“It’s his true story, it’s his voice and his energy,” Clements said. “The weight of the story is all there, the heaviness, the love and the tragedy are all there. My role is finding the joy. Joaquin and his family shared those wonderful 17 years and his spirit is truly living on in the actions of his parents.

“What happened doesn’t define the lives of Manuel and Patricia, Joaquin or his sister Andrea, it’s the little things that make a family, it’s hot dogs and movies, basketball, Family Guy and Frank Ocean.

“We can surprise the audience with this lightness, this warmth and beauty of the family they built and the magic moments they created. It makes the show all the more impactful.”

Joaquin’s parents differ over how much of a healing process the play has been. Patricia Oliver said poring over old photographs and videos of her “sweet, dreamy son” was at least in part cathartic.

“I’d rather remember Joaquin happy because that was him, this happy, funny, silly, demanding kid,” she said. “When I see the videos, it’s nostalgic and sad but I see him happy and that makes me happy.”

Her husband avoids memories of Joaquin “if I don’t have a reason to do it”.

He said: “I’m able to go over any image, or video of Joaquin, any sound or whatever, as long as I’m making a statement, as long as I’m using that as part of a movement that’s going to create some change or awareness in our society. That’s how I’m able to do that on stage.”

Ultimately, persuading audiences to take action is the primary motivation.

“Once the play is over,” he said, “and you have all those emotions hot, you see in the lobby, before you even leave the building, a booth with March for Our Lives, another asking you to register to vote, another selling a T-shirt, another Gays Against Guns. You have many options, there’s no excuse not to do something.

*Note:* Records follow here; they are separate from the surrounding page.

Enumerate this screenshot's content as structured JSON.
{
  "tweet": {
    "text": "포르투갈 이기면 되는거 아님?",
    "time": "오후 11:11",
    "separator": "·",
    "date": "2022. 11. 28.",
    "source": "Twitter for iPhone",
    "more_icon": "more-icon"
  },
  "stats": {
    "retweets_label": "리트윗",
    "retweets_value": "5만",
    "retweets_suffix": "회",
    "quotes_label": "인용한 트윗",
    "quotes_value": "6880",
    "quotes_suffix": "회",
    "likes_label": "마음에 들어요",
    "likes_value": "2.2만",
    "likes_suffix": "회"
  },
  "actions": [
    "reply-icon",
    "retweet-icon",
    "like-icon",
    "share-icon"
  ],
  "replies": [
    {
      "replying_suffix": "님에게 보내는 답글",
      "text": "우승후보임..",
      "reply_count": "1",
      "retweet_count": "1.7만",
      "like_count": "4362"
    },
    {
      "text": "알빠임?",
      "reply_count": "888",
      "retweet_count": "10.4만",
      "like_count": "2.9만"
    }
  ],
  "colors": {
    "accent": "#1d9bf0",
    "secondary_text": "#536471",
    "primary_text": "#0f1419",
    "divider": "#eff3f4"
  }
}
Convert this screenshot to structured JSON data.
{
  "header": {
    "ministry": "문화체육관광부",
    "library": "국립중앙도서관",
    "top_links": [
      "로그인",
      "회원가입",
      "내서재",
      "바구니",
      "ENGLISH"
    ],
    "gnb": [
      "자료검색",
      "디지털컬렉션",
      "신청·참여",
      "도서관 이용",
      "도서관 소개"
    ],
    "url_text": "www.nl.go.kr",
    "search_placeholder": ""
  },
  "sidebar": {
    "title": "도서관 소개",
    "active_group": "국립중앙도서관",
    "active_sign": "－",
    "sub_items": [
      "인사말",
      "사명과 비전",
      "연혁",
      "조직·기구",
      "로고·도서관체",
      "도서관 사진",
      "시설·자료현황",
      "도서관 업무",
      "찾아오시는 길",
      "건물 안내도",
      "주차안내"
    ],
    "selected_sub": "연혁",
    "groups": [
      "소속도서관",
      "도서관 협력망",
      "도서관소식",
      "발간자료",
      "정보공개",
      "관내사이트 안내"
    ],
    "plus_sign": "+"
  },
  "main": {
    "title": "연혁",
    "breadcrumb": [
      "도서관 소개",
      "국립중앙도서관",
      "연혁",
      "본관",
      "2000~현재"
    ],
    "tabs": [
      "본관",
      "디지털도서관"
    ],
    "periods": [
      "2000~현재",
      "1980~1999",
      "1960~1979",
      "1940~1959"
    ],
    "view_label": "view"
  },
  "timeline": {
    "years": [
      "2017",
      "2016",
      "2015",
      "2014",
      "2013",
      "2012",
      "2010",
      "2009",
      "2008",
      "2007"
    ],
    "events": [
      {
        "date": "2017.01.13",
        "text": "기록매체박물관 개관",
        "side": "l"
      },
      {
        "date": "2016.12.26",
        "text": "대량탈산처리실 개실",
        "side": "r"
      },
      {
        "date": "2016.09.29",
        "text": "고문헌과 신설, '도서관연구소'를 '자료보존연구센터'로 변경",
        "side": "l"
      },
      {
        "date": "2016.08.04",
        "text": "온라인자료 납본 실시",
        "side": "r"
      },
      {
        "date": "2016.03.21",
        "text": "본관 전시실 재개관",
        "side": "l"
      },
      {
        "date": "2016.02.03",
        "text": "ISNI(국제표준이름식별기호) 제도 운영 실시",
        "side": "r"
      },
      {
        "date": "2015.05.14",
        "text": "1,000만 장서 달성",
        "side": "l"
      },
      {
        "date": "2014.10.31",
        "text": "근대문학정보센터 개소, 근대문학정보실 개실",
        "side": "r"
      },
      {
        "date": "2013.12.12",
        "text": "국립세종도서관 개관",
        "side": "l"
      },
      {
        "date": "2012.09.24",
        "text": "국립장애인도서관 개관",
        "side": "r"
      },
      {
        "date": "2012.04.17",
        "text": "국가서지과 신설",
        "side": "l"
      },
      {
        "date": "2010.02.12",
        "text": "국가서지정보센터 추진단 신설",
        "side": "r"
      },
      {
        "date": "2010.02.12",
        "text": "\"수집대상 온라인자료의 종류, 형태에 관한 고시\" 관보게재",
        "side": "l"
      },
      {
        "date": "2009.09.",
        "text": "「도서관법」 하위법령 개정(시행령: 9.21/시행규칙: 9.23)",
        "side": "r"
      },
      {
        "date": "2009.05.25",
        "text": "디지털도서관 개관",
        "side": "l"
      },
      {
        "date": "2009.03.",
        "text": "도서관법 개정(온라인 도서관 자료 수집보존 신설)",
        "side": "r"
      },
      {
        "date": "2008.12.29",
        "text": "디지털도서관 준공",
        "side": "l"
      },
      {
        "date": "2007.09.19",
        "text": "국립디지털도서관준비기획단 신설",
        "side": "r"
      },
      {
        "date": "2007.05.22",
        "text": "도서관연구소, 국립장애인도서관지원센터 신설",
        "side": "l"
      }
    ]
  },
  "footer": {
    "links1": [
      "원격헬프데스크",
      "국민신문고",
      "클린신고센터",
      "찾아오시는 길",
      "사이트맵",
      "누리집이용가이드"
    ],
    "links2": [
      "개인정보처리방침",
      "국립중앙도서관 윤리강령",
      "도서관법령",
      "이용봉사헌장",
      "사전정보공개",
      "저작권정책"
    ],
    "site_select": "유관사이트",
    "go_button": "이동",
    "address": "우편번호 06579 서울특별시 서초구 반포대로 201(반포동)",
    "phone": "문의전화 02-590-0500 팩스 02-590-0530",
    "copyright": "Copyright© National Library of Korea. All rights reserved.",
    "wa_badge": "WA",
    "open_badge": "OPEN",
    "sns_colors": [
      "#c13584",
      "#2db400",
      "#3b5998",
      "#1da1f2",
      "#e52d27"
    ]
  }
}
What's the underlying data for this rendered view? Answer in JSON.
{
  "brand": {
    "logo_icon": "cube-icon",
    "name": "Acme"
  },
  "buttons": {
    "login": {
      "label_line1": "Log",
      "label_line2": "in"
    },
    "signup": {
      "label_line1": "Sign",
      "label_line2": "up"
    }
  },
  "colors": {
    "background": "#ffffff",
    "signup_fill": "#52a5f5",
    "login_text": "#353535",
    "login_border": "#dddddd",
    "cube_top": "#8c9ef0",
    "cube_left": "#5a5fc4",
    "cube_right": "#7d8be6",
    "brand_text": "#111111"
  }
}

“If I’d had that chance before 14 February maybe I would get the message, maybe I would take action, maybe I would have been able to save Joaquin. That’s why I want everyone to see this. You can be in the same position as us, and the question is, what are you going to do about that?”